►

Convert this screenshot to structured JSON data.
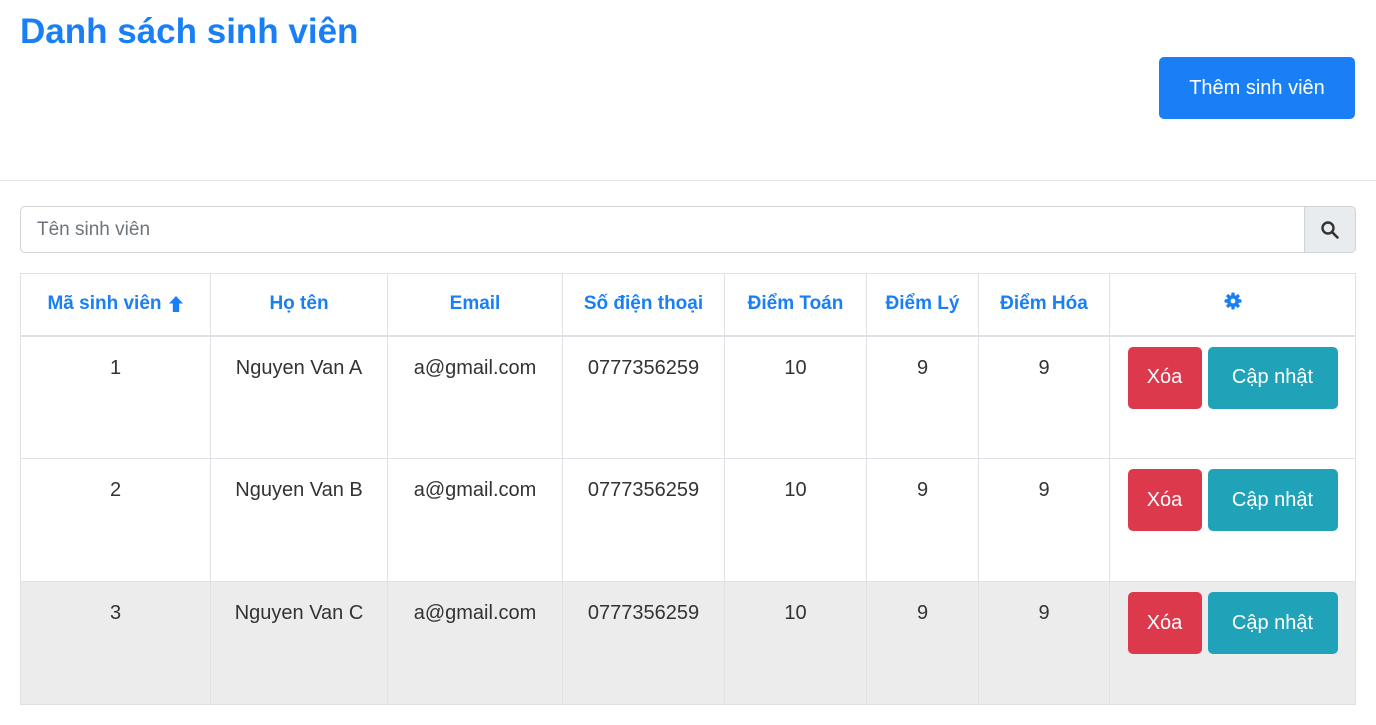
{
  "page": {
    "title": "Danh sách sinh viên",
    "add_button_label": "Thêm sinh viên"
  },
  "search": {
    "placeholder": "Tên sinh viên",
    "value": "",
    "icon": "search-icon"
  },
  "table": {
    "headers": {
      "id": "Mã sinh viên",
      "name": "Họ tên",
      "email": "Email",
      "phone": "Số điện thoại",
      "math": "Điểm Toán",
      "physics": "Điểm Lý",
      "chemistry": "Điểm Hóa",
      "actions_icon": "gear-icon"
    },
    "sort": {
      "column": "id",
      "direction": "ascending",
      "icon": "arrow-up-icon"
    },
    "rows": [
      {
        "id": "1",
        "name": "Nguyen Van A",
        "email": "a@gmail.com",
        "phone": "0777356259",
        "math": "10",
        "physics": "9",
        "chemistry": "9",
        "delete_label": "Xóa",
        "update_label": "Cập nhật"
      },
      {
        "id": "2",
        "name": "Nguyen Van B",
        "email": "a@gmail.com",
        "phone": "0777356259",
        "math": "10",
        "physics": "9",
        "chemistry": "9",
        "delete_label": "Xóa",
        "update_label": "Cập nhật"
      },
      {
        "id": "3",
        "name": "Nguyen Van C",
        "email": "a@gmail.com",
        "phone": "0777356259",
        "math": "10",
        "physics": "9",
        "chemistry": "9",
        "delete_label": "Xóa",
        "update_label": "Cập nhật"
      }
    ]
  },
  "colors": {
    "primary": "#1a7ff5",
    "danger": "#dc3a4c",
    "info": "#20a3b8",
    "highlight_row": "#ececec"
  }
}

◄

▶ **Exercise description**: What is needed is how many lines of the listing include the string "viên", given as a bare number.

▶ **Answer section**: 4